- Opening Delimiter -

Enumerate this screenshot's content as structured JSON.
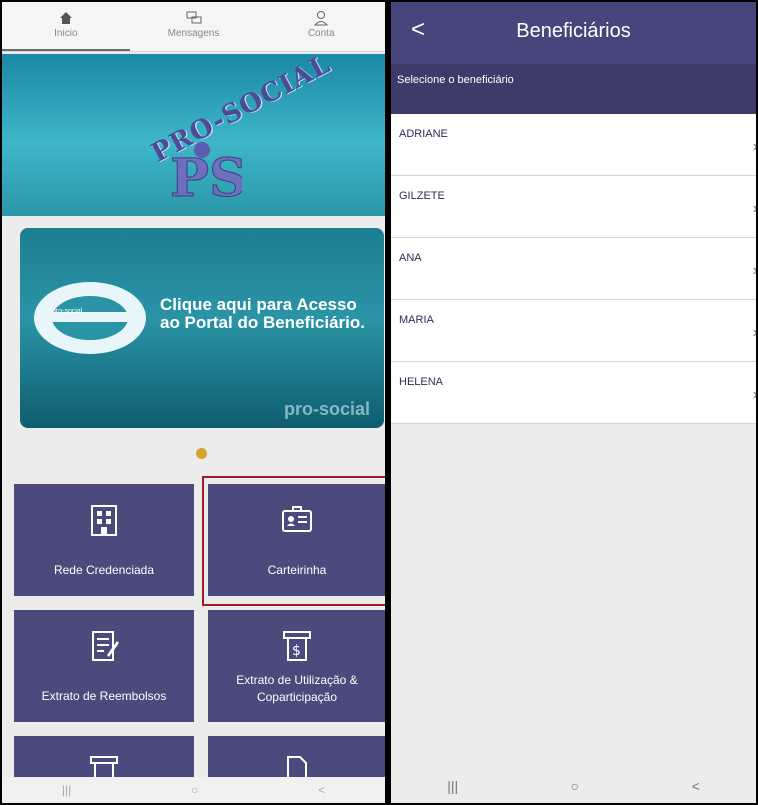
{
  "left_screen": {
    "top_nav": [
      {
        "label": "Inicio",
        "icon": "home-icon"
      },
      {
        "label": "Mensagens",
        "icon": "chat-icon"
      },
      {
        "label": "Conta",
        "icon": "user-icon"
      }
    ],
    "banner1_logo": "PRO-SOCIAL",
    "banner2": {
      "title": "Clique aqui para Acesso ao Portal do Beneficiário.",
      "mini_brand": "pro-social",
      "brand": "pro-social"
    },
    "tiles": [
      {
        "label": "Rede Credenciada",
        "icon": "building-icon"
      },
      {
        "label": "Carteirinha",
        "icon": "id-card-icon"
      },
      {
        "label": "Extrato de Reembolsos",
        "icon": "document-edit-icon"
      },
      {
        "label": "Extrato de Utilização & Coparticipação",
        "icon": "receipt-dollar-icon"
      }
    ],
    "bottom_nav": [
      "|||",
      "○",
      "<"
    ]
  },
  "right_screen": {
    "title": "Beneficiários",
    "back": "<",
    "subtitle": "Selecione o beneficiário",
    "beneficiaries": [
      "ADRIANE",
      "GILZETE",
      "ANA",
      "MARIA",
      "HELENA"
    ],
    "bottom_nav": [
      "|||",
      "○",
      "<"
    ]
  },
  "colors": {
    "primary": "#46457c",
    "tile": "#4a4a7d",
    "highlight": "#a31e2a",
    "dot": "#d6a12e"
  }
}
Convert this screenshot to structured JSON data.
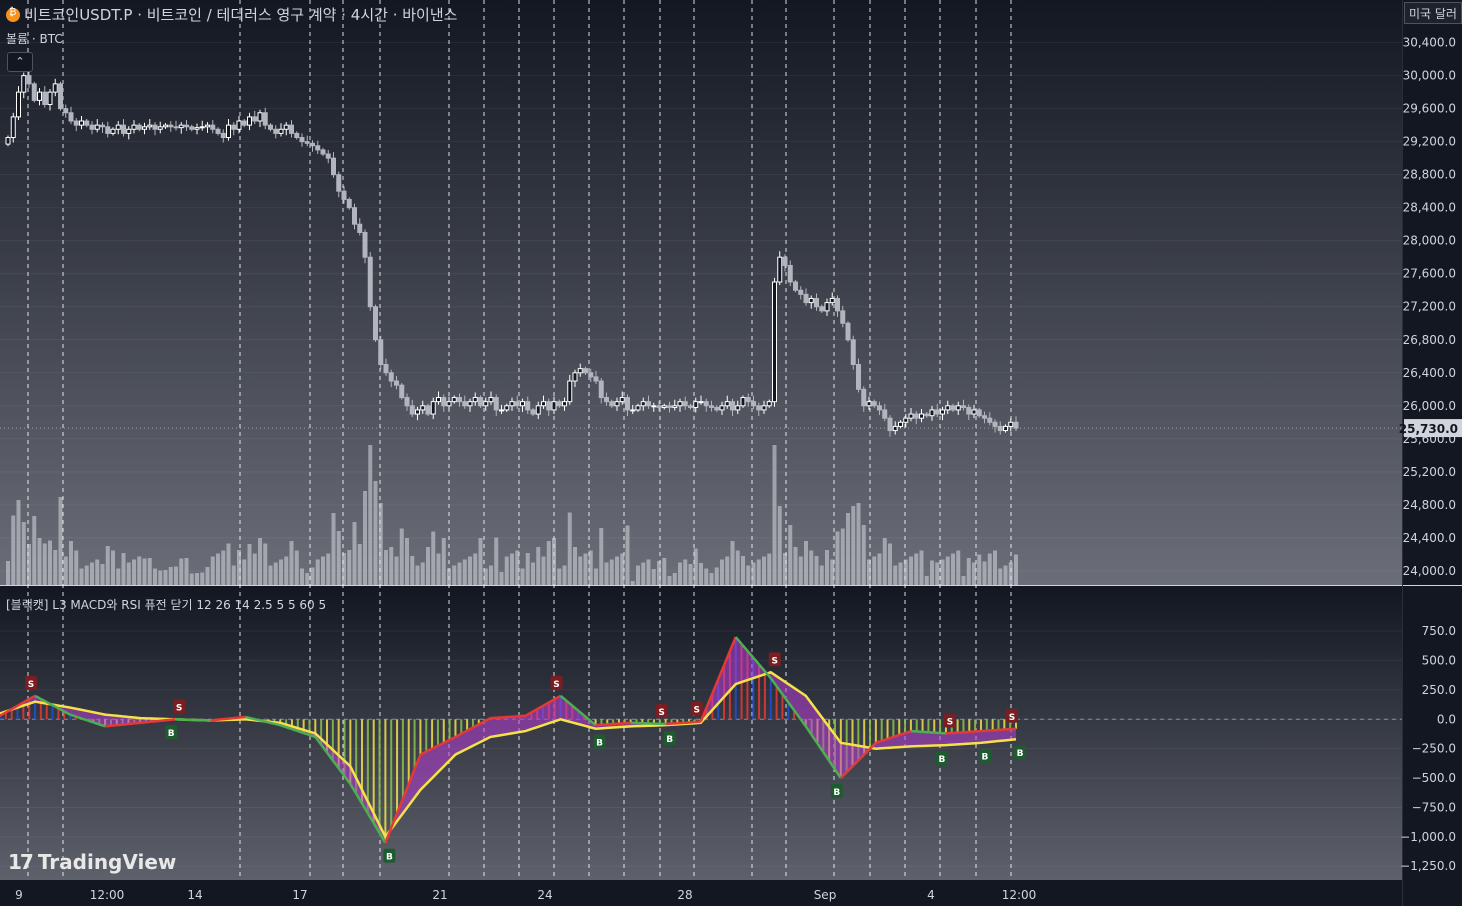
{
  "header": {
    "title": "비트코인USDT.P · 비트코인 / 테더러스 영구 계약 · 4시간 · 바이낸스",
    "volume_label": "볼륨 · BTC",
    "collapse_icon": "chevron-up-icon"
  },
  "indicator": {
    "title": "[블랙캣] L3 MACD와 RSI 퓨전 닫기 12 26 14 2.5 5 5 60 5"
  },
  "currency_button": "미국 달러",
  "branding": {
    "logo_text": "TradingView"
  },
  "colors": {
    "background": "#131722",
    "candle_up": "#ffffff",
    "candle_down": "#b2b5be",
    "macd_up": "#e53935",
    "macd_down": "#1e4fd8",
    "fast_line_up": "#e53935",
    "fast_line_down": "#4caf50",
    "signal_line": "#f5e24a",
    "signal_fill_neg": "#b83ed6",
    "sell_marker": "#7a1e22",
    "buy_marker": "#1e5c2f"
  },
  "chart_data": [
    {
      "type": "candlestick",
      "price_axis_ticks": [
        "30,400.0",
        "30,000.0",
        "29,600.0",
        "29,200.0",
        "28,800.0",
        "28,400.0",
        "28,000.0",
        "27,600.0",
        "27,200.0",
        "26,800.0",
        "26,400.0",
        "26,000.0",
        "25,600.0",
        "25,200.0",
        "24,800.0",
        "24,400.0",
        "24,000.0"
      ],
      "ylim": [
        23950,
        30480
      ],
      "last_price_label": "25,730.0",
      "last_price": 25730,
      "x_tick_labels": [
        "9",
        "12:00",
        "14",
        "17",
        "21",
        "24",
        "28",
        "Sep",
        "4",
        "12:00"
      ],
      "closes": [
        29250,
        29500,
        29800,
        30000,
        29900,
        29700,
        29800,
        29650,
        29800,
        29900,
        29600,
        29550,
        29450,
        29400,
        29450,
        29400,
        29350,
        29400,
        29380,
        29300,
        29350,
        29400,
        29300,
        29350,
        29400,
        29350,
        29380,
        29400,
        29350,
        29380,
        29400,
        29380,
        29370,
        29400,
        29380,
        29350,
        29370,
        29380,
        29400,
        29350,
        29300,
        29250,
        29400,
        29350,
        29450,
        29400,
        29500,
        29450,
        29550,
        29400,
        29350,
        29300,
        29350,
        29400,
        29300,
        29250,
        29200,
        29180,
        29150,
        29100,
        29050,
        29000,
        28800,
        28600,
        28500,
        28400,
        28200,
        28100,
        27800,
        27200,
        26800,
        26500,
        26400,
        26300,
        26250,
        26100,
        26000,
        25900,
        25950,
        26000,
        25900,
        26050,
        26100,
        26000,
        26050,
        26100,
        26050,
        26000,
        26050,
        26100,
        26000,
        26050,
        26100,
        25950,
        25950,
        26000,
        26050,
        26000,
        26050,
        25950,
        25900,
        26000,
        26050,
        25950,
        26050,
        26000,
        26050,
        26300,
        26400,
        26450,
        26400,
        26350,
        26300,
        26100,
        26050,
        26000,
        26050,
        26100,
        25950,
        25950,
        26000,
        26050,
        26000,
        26000,
        25980,
        26000,
        25980,
        26000,
        26050,
        26000,
        25980,
        26050,
        26050,
        26000,
        25980,
        25950,
        26000,
        26050,
        25950,
        26000,
        26100,
        26050,
        26000,
        25950,
        26000,
        26050,
        27500,
        27800,
        27700,
        27500,
        27400,
        27350,
        27250,
        27300,
        27200,
        27150,
        27250,
        27300,
        27150,
        27000,
        26800,
        26500,
        26200,
        26000,
        26050,
        26000,
        25950,
        25850,
        25700,
        25750,
        25800,
        25850,
        25900,
        25850,
        25900,
        25880,
        25950,
        25900,
        25950,
        26000,
        25950,
        26000,
        25980,
        25900,
        25950,
        25880,
        25850,
        25800,
        25750,
        25700,
        25750,
        25800,
        25730
      ]
    },
    {
      "type": "line",
      "title": "[블랙캣] L3 MACD와 RSI 퓨전 닫기 12 26 14 2.5 5 5 60 5",
      "ylim": [
        -1350,
        1100
      ],
      "y_ticks": [
        "750.0",
        "500.0",
        "250.0",
        "0.0",
        "−250.0",
        "−500.0",
        "−750.0",
        "−1,000.0",
        "−1,250.0"
      ],
      "x": [
        "9",
        "10",
        "11",
        "12",
        "13",
        "14",
        "15",
        "16",
        "17",
        "18",
        "19",
        "20",
        "21",
        "22",
        "23",
        "24",
        "25",
        "26",
        "27",
        "28",
        "29",
        "30",
        "31",
        "Sep",
        "2",
        "3",
        "4",
        "5",
        "6",
        "7"
      ],
      "series": [
        {
          "values": [
            30,
            200,
            40,
            -60,
            -30,
            0,
            -10,
            20,
            -50,
            -150,
            -550,
            -1050,
            -300,
            -150,
            10,
            30,
            200,
            -50,
            -30,
            -40,
            -20,
            700,
            350,
            -60,
            -500,
            -200,
            -100,
            -120,
            -100,
            -80
          ]
        },
        {
          "values": [
            50,
            150,
            100,
            40,
            10,
            0,
            -10,
            0,
            -30,
            -120,
            -400,
            -1000,
            -600,
            -300,
            -150,
            -100,
            0,
            -80,
            -60,
            -50,
            -30,
            300,
            400,
            200,
            -200,
            -250,
            -230,
            -220,
            -200,
            -170
          ]
        }
      ],
      "signals": [
        {
          "label": "S",
          "x": "10"
        },
        {
          "label": "S",
          "x": "14"
        },
        {
          "label": "B",
          "x": "14"
        },
        {
          "label": "B",
          "x": "20"
        },
        {
          "label": "S",
          "x": "25"
        },
        {
          "label": "B",
          "x": "26"
        },
        {
          "label": "S",
          "x": "28"
        },
        {
          "label": "B",
          "x": "28"
        },
        {
          "label": "S",
          "x": "29"
        },
        {
          "label": "S",
          "x": "31"
        },
        {
          "label": "B",
          "x": "2"
        },
        {
          "label": "S",
          "x": "5"
        },
        {
          "label": "B",
          "x": "5"
        },
        {
          "label": "B",
          "x": "6"
        },
        {
          "label": "S",
          "x": "7"
        },
        {
          "label": "B",
          "x": "7"
        }
      ]
    }
  ]
}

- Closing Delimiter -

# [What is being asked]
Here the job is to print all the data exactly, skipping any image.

# [Solution]
Enumerate this screenshot's content as structured JSON.
{
  "left_screen": {
    "top_nav": [
      {
        "label": "Inicio",
        "icon": "home-icon"
      },
      {
        "label": "Mensagens",
        "icon": "chat-icon"
      },
      {
        "label": "Conta",
        "icon": "user-icon"
      }
    ],
    "banner1_logo": "PRO-SOCIAL",
    "banner2": {
      "title": "Clique aqui para Acesso ao Portal do Beneficiário.",
      "mini_brand": "pro-social",
      "brand": "pro-social"
    },
    "tiles": [
      {
        "label": "Rede Credenciada",
        "icon": "building-icon"
      },
      {
        "label": "Carteirinha",
        "icon": "id-card-icon"
      },
      {
        "label": "Extrato de Reembolsos",
        "icon": "document-edit-icon"
      },
      {
        "label": "Extrato de Utilização & Coparticipação",
        "icon": "receipt-dollar-icon"
      }
    ],
    "bottom_nav": [
      "|||",
      "○",
      "<"
    ]
  },
  "right_screen": {
    "title": "Beneficiários",
    "back": "<",
    "subtitle": "Selecione o beneficiário",
    "beneficiaries": [
      "ADRIANE",
      "GILZETE",
      "ANA",
      "MARIA",
      "HELENA"
    ],
    "bottom_nav": [
      "|||",
      "○",
      "<"
    ]
  },
  "colors": {
    "primary": "#46457c",
    "tile": "#4a4a7d",
    "highlight": "#a31e2a",
    "dot": "#d6a12e"
  }
}
Convert this screenshot to structured JSON data.
{
  "header": {
    "title": "비트코인USDT.P · 비트코인 / 테더러스 영구 계약 · 4시간 · 바이낸스",
    "volume_label": "볼륨 · BTC",
    "collapse_icon": "chevron-up-icon"
  },
  "indicator": {
    "title": "[블랙캣] L3 MACD와 RSI 퓨전 닫기 12 26 14 2.5 5 5 60 5"
  },
  "currency_button": "미국 달러",
  "branding": {
    "logo_text": "TradingView"
  },
  "colors": {
    "background": "#131722",
    "candle_up": "#ffffff",
    "candle_down": "#b2b5be",
    "macd_up": "#e53935",
    "macd_down": "#1e4fd8",
    "fast_line_up": "#e53935",
    "fast_line_down": "#4caf50",
    "signal_line": "#f5e24a",
    "signal_fill_neg": "#b83ed6",
    "sell_marker": "#7a1e22",
    "buy_marker": "#1e5c2f"
  },
  "chart_data": [
    {
      "type": "candlestick",
      "price_axis_ticks": [
        "30,400.0",
        "30,000.0",
        "29,600.0",
        "29,200.0",
        "28,800.0",
        "28,400.0",
        "28,000.0",
        "27,600.0",
        "27,200.0",
        "26,800.0",
        "26,400.0",
        "26,000.0",
        "25,600.0",
        "25,200.0",
        "24,800.0",
        "24,400.0",
        "24,000.0"
      ],
      "ylim": [
        23950,
        30480
      ],
      "last_price_label": "25,730.0",
      "last_price": 25730,
      "x_tick_labels": [
        "9",
        "12:00",
        "14",
        "17",
        "21",
        "24",
        "28",
        "Sep",
        "4",
        "12:00"
      ],
      "closes": [
        29250,
        29500,
        29800,
        30000,
        29900,
        29700,
        29800,
        29650,
        29800,
        29900,
        29600,
        29550,
        29450,
        29400,
        29450,
        29400,
        29350,
        29400,
        29380,
        29300,
        29350,
        29400,
        29300,
        29350,
        29400,
        29350,
        29380,
        29400,
        29350,
        29380,
        29400,
        29380,
        29370,
        29400,
        29380,
        29350,
        29370,
        29380,
        29400,
        29350,
        29300,
        29250,
        29400,
        29350,
        29450,
        29400,
        29500,
        29450,
        29550,
        29400,
        29350,
        29300,
        29350,
        29400,
        29300,
        29250,
        29200,
        29180,
        29150,
        29100,
        29050,
        29000,
        28800,
        28600,
        28500,
        28400,
        28200,
        28100,
        27800,
        27200,
        26800,
        26500,
        26400,
        26300,
        26250,
        26100,
        26000,
        25900,
        25950,
        26000,
        25900,
        26050,
        26100,
        26000,
        26050,
        26100,
        26050,
        26000,
        26050,
        26100,
        26000,
        26050,
        26100,
        25950,
        25950,
        26000,
        26050,
        26000,
        26050,
        25950,
        25900,
        26000,
        26050,
        25950,
        26050,
        26000,
        26050,
        26300,
        26400,
        26450,
        26400,
        26350,
        26300,
        26100,
        26050,
        26000,
        26050,
        26100,
        25950,
        25950,
        26000,
        26050,
        26000,
        26000,
        25980,
        26000,
        25980,
        26000,
        26050,
        26000,
        25980,
        26050,
        26050,
        26000,
        25980,
        25950,
        26000,
        26050,
        25950,
        26000,
        26100,
        26050,
        26000,
        25950,
        26000,
        26050,
        27500,
        27800,
        27700,
        27500,
        27400,
        27350,
        27250,
        27300,
        27200,
        27150,
        27250,
        27300,
        27150,
        27000,
        26800,
        26500,
        26200,
        26000,
        26050,
        26000,
        25950,
        25850,
        25700,
        25750,
        25800,
        25850,
        25900,
        25850,
        25900,
        25880,
        25950,
        25900,
        25950,
        26000,
        25950,
        26000,
        25980,
        25900,
        25950,
        25880,
        25850,
        25800,
        25750,
        25700,
        25750,
        25800,
        25730
      ]
    },
    {
      "type": "line",
      "title": "[블랙캣] L3 MACD와 RSI 퓨전 닫기 12 26 14 2.5 5 5 60 5",
      "ylim": [
        -1350,
        1100
      ],
      "y_ticks": [
        "750.0",
        "500.0",
        "250.0",
        "0.0",
        "−250.0",
        "−500.0",
        "−750.0",
        "−1,000.0",
        "−1,250.0"
      ],
      "x": [
        "9",
        "10",
        "11",
        "12",
        "13",
        "14",
        "15",
        "16",
        "17",
        "18",
        "19",
        "20",
        "21",
        "22",
        "23",
        "24",
        "25",
        "26",
        "27",
        "28",
        "29",
        "30",
        "31",
        "Sep",
        "2",
        "3",
        "4",
        "5",
        "6",
        "7"
      ],
      "series": [
        {
          "values": [
            30,
            200,
            40,
            -60,
            -30,
            0,
            -10,
            20,
            -50,
            -150,
            -550,
            -1050,
            -300,
            -150,
            10,
            30,
            200,
            -50,
            -30,
            -40,
            -20,
            700,
            350,
            -60,
            -500,
            -200,
            -100,
            -120,
            -100,
            -80
          ]
        },
        {
          "values": [
            50,
            150,
            100,
            40,
            10,
            0,
            -10,
            0,
            -30,
            -120,
            -400,
            -1000,
            -600,
            -300,
            -150,
            -100,
            0,
            -80,
            -60,
            -50,
            -30,
            300,
            400,
            200,
            -200,
            -250,
            -230,
            -220,
            -200,
            -170
          ]
        }
      ],
      "signals": [
        {
          "label": "S",
          "x": "10"
        },
        {
          "label": "S",
          "x": "14"
        },
        {
          "label": "B",
          "x": "14"
        },
        {
          "label": "B",
          "x": "20"
        },
        {
          "label": "S",
          "x": "25"
        },
        {
          "label": "B",
          "x": "26"
        },
        {
          "label": "S",
          "x": "28"
        },
        {
          "label": "B",
          "x": "28"
        },
        {
          "label": "S",
          "x": "29"
        },
        {
          "label": "S",
          "x": "31"
        },
        {
          "label": "B",
          "x": "2"
        },
        {
          "label": "S",
          "x": "5"
        },
        {
          "label": "B",
          "x": "5"
        },
        {
          "label": "B",
          "x": "6"
        },
        {
          "label": "S",
          "x": "7"
        },
        {
          "label": "B",
          "x": "7"
        }
      ]
    }
  ]
}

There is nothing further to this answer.